An Unforgettable Lunch Break: The Spotted Pig

Game meat love at Michelin Star winning restaurant from April Bloomfield. The must-try is their burger with roquefort sheep’s milk blue cheese and a mountain of shoestring fries. Nothing but the roquefort is needed to make this burger an unforgettable one. The shrubbery-covered restaurant is worth a look for the decor alone: there is barely a spot on the burgundy walls that isn’t covered in an illustration of a pig, deer, or cow.

Something Old, Something New: The Highline

The Highline is a a 2.33 km linear park built in Manhattan on an elevated section of a disused New York Central Railroad. It opened in 2009, with extensions still being built. I walked it from South to North, which allowed me to see stunning views down the city streets and include a stop at the Chelsea Market. The Highline is a beautiful construction: fountains, art, and some small shops are among the decor, with plenty of trees and plants to fill the space. The railroad tracks have been preserved, benches and look-outs have been added. The space is wheelchair accessible by elevators throughout the walkway, and provides some of the best views of Chelsea architecture.

Sustainable and Seasonal: Community Food & Juice

It’s surprisingly difficult to find a brunch place when you’re in NYC on a weekday. Thankfully, I lucked out. My upper west side brunch pick was an organic, sustainable, local and seasonally-inspired restaurant. My meal was delicious: chicken-apple-rosemary sausage with carrot hash browns and free-range eggs. The coffee was organic and fair-trade, from Brooklyn Roasting Company. The milk is sourced from Battenkill Valley, a family-owned dairy from Salem, NY.
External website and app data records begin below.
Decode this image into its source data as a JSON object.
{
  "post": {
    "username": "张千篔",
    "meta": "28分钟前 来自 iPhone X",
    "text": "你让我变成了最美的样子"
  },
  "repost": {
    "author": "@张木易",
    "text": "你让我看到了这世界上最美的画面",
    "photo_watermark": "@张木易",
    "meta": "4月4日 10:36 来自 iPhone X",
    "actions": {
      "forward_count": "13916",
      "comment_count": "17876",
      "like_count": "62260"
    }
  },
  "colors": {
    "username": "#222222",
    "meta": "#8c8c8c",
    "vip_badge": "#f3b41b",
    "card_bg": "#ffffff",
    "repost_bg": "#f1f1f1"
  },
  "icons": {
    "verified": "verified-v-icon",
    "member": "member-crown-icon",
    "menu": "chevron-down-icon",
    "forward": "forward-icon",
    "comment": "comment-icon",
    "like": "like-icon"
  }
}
Spanish Tapas: Tertulia

Chef Seamus Mullen’s award-winning Spanish restaurant is a taste of Spain on 6th Avenue. The ambience alone will lure you in. Coloured brick, wood tables with wild flowers, and an open kitchen at the back with a sophisticated, colourful menu transports me to Spain — New York-style. The ibérico ham croquettes, beef & pork meatballs, and grilled corn on the cob that I had were enough to have me wishing I could come back and try the rest of the menu. They also have 5:30-7:00pm $1 oysters, served up with celery fino mignonette.

Sights for Sore Feet: From UWS to Soho

While walking more in 48 hours than I did the entire week following,  I was able to see many of the NYC sights: the statue of Liberty (from afar), Radio City, Nintendo World, and turtles in Morningside Park. Manhattan is one of those places you could explore for a lifetime, and barely scratch the surface.

Author Erika Simon

Freelancer from Toronto, creator of carryonkitchen.com. Working as a writer, graphic designer, and communications specialist with several Canadian companies and publications. Much love for travel, living naturally, and outside-the-box thinkers.

More posts by Erika Simon

Leave a Reply